In the midst of this time, Grandma began having serious heart problems. Even though she was in her 80's, her doctors believed she was strong enough and could recover from the surgery needed to repair her heart. The surgery was a success, but her recovery was hampered by one complication after another. Soon, it became apparent she was not going to fully recover. Her heart was quite weak and we knew at some point, it would just give out. She never left the hospital.
But something began to change in my Grandpa. He began to undergo a remarkable transformation. He was suddenly engaging with others again…particularly Grandma. He spoke so sweetly to her, and she to him as well. He only left her side when they absolutely made him (just so that he could rest). They held hands constantly. It was as if they fell in love all over again. They were absolutely precious with each other and became known to everyone as "the lovebirds."
The night before Grandma died, my sister and I were at the hospital. My mom, and all my aunts and uncles were there along with several cousins. They had been singing hymns in the room all throughout the day. Grandpa was sitting by her side, holding her hand and had been for hours. Earlier in the day, when she was still somewhat responsive, he let go once and she immediately reached for it again. By the time we arrived, she was no longer responsive at all, though the doctor said she could still hear us. Everyone knew it could be any time. We all had taken an opportunity to touch and kiss her cheek and whisper how much we loved her. As midnight approached, they asked Grandpa if he wanted to go home and rest, and he reluctantly agreed. He was so very tired. They told him to kiss Grandma good-bye. (It was hard to tell if he understood that meant probably for the last time.) My sister and I were standing just opposite of him. He slowly stood and shuffled up close to Grandma's face, leaned over and kissed her, then whispered "I love you." He then looked intently at her for a couple of moments. There was no response, but he looked at us and said…"she says she loves me too…" We both had to hold back the tears until he was gone. I will never forget that moment. She passed away around 5 am the following morning.

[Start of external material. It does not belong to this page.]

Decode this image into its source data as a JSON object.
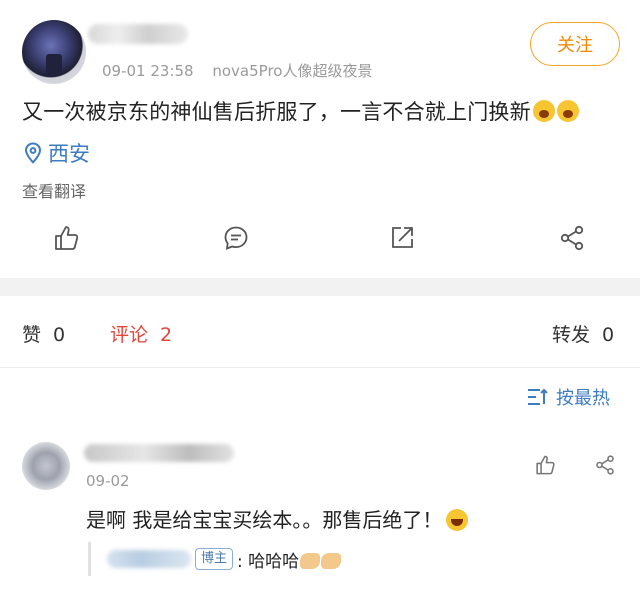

At her funeral, my uncle (a Pastor in his 60’s), explained that until the last few weeks, he had never, in his entire life, seen his parents kiss! Apparently even in their younger years, they rarely showed affection to one another in front of their children. In those last few weeks, there was a love and affection between them unlike anything we had ever seen..they absolutely clung to every moment together. It was a precious sight to behold. I'm so thankful to God for the incredible comfort of their awakened love. It's what I think about every time I look at this sweet picture.

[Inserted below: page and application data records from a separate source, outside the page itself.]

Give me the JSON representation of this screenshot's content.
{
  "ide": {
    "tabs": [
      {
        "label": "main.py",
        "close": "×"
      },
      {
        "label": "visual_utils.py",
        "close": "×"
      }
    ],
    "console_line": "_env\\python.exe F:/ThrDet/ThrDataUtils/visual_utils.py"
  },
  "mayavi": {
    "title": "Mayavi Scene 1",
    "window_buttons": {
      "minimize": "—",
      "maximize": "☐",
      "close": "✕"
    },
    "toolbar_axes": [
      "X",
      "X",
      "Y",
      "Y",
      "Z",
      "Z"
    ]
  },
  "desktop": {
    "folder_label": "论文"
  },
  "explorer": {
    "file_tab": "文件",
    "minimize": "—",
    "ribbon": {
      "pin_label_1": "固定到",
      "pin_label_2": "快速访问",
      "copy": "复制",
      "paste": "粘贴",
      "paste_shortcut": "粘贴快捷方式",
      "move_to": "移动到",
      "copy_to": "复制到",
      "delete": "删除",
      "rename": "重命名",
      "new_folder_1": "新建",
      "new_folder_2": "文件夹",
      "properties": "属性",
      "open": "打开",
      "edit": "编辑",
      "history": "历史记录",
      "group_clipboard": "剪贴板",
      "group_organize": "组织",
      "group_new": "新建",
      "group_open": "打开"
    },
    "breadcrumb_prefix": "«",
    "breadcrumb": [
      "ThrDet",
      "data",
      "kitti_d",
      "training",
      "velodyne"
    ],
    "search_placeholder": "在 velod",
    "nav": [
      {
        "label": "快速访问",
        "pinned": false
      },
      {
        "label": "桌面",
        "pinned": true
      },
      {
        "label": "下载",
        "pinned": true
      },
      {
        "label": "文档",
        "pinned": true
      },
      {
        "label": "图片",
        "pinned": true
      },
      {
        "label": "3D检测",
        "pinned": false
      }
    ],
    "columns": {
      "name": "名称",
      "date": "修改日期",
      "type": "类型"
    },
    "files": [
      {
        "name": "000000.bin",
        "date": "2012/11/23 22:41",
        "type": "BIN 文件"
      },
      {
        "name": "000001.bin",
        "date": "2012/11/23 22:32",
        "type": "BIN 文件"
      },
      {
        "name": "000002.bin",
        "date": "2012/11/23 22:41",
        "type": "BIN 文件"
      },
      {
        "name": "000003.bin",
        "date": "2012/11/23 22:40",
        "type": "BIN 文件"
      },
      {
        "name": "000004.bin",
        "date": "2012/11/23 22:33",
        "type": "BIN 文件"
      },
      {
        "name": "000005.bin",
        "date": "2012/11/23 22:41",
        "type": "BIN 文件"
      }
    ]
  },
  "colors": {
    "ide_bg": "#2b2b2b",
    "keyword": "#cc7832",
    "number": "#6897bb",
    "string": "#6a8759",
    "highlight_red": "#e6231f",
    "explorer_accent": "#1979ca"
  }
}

Grandpa currently lives with my Aunt and Uncle in Georgia. He is now in the final stages of Alzheimer’s and is quite feeble and frail. It seems it won’t be long until he and Grandma will be together again. No doubt that will be quite a sweet reunion.
...And I will restore to you the years the locust hath eaten...
~Joel 2:25 (KJV)